THE day before I married, my mother gave me wise counsel: ‘Look on homemaking as a business and you will run it successfully.’ Throughout my married life I have never ceased to be grateful for such sound advice.
On returning from our honeymoon I saw to it that everything was in order as regards my National Insurance cards and change of address, that all names and addresses were changed on all my personal papers and notification given to the proper quarters.
I fixed up as a customer with local tradespeople and made the acquaintance of the coalman, the plumber, and a chemist. Then I visited the local doctor and dentist and registered with them – though registering with the dentist is not necessary until his services are needed.
I made a note of the telephone numbers of the doctor, dentist, landlord, local exchanges, plumber, taxi rank, railway station and the local hospital.
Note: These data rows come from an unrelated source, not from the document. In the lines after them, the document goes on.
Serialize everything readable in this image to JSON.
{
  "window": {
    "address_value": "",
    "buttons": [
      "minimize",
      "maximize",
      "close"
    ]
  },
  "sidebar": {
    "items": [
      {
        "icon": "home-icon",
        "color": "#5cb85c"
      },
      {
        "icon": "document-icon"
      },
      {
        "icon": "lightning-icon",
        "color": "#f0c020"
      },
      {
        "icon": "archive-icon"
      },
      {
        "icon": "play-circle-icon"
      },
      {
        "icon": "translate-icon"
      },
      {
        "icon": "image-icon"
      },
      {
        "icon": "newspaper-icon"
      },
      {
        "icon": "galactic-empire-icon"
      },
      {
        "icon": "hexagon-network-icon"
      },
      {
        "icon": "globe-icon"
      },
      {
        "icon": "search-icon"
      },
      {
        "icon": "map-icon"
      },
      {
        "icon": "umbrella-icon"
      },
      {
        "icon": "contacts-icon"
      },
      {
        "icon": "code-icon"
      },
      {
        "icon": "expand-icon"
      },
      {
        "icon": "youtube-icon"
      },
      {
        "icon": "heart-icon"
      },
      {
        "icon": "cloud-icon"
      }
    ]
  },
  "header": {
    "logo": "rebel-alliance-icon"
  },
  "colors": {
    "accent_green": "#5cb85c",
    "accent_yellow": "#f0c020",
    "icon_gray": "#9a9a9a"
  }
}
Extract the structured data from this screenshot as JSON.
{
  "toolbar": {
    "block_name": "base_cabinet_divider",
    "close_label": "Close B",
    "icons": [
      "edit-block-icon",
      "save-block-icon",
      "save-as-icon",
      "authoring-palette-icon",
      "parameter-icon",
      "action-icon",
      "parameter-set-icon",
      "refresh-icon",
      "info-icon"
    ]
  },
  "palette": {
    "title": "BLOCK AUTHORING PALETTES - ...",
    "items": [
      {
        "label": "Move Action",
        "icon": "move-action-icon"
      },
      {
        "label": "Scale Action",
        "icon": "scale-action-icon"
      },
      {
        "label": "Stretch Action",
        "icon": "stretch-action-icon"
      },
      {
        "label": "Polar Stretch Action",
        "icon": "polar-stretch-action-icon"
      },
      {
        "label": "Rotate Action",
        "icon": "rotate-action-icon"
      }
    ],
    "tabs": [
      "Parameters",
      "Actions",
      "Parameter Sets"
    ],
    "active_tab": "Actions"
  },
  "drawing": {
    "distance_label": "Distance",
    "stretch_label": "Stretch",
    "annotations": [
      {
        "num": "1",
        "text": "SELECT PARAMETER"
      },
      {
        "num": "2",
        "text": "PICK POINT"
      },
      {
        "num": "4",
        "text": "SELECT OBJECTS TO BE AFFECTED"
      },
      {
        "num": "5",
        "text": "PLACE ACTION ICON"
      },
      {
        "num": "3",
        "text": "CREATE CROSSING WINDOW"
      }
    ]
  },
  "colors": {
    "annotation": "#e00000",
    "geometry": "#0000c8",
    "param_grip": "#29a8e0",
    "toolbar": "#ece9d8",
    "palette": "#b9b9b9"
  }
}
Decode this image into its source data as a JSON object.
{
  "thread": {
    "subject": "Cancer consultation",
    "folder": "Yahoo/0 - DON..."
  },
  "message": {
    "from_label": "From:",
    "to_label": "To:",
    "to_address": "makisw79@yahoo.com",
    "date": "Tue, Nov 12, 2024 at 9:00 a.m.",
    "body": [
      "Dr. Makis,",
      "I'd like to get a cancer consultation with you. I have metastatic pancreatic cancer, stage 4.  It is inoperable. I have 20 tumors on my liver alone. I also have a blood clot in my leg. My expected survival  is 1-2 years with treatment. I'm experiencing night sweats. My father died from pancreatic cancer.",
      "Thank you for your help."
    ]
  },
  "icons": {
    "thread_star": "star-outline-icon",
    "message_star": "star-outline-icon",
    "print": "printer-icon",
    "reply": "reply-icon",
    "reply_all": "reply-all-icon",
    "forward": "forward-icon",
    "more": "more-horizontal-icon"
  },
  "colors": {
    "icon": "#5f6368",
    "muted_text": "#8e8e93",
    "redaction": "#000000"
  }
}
I paid a social call on my neighbour who rented the next-door rooms, and over a cup of tea she told me when the dustman called, how the milkman and the baker worked their rounds, and the address of a good laundry, shoe-repairer and window-cleaner. We promised to take in parcels for each other if the necessity arose.
Getting the practical side of things sorted out in this way minimized the work for me and gave me a methodical start. And I bought an account book to record all expenses.
Before our marriage my husband and I had talked over our finances. It was agreed that all moneys earned by us should be pooled – all bills and insurances paid – and the balance shared. We agreed to buy our own clothes and to share holiday expenses. Marriage was to be for us a true partnership in every sense of the word.
My husband took out a substantial life insurance policy, and we also insured our wedding presents and personal belongings.
I think it is the duty of every husband .to take out a life policy to safeguard his wife’s interests. After all, the wife may be giving up her employment on marriage to take on the job of home-maker. That is what it amounts to, and surely she should be well provided for should her husband die. This is not selfish. It is the only sensible view.
As time went on, we took out fire and other insurance policies on our furniture and home. I believe in that feeling of security that being insured gives one.
But be wise! When you listen to an insurance agent, remember that insurance can be a millstone around one’s neck if the payments become too heavy. More policies lapse for that reason than any other. Never hurry a decision; take a few days to think things over. In any case an effort will probably have to be made to keep up payments, but that effort must not deprive the household of necessities.
I am now thinking of taking out a married woman’s protection insurance policy which will allow me to have a little money to tide me over should my husband die, as I believe sometimes it takes months for an estate to be proved. The older a woman gets the more need there is for her to make sure she is protected financially in every possible way.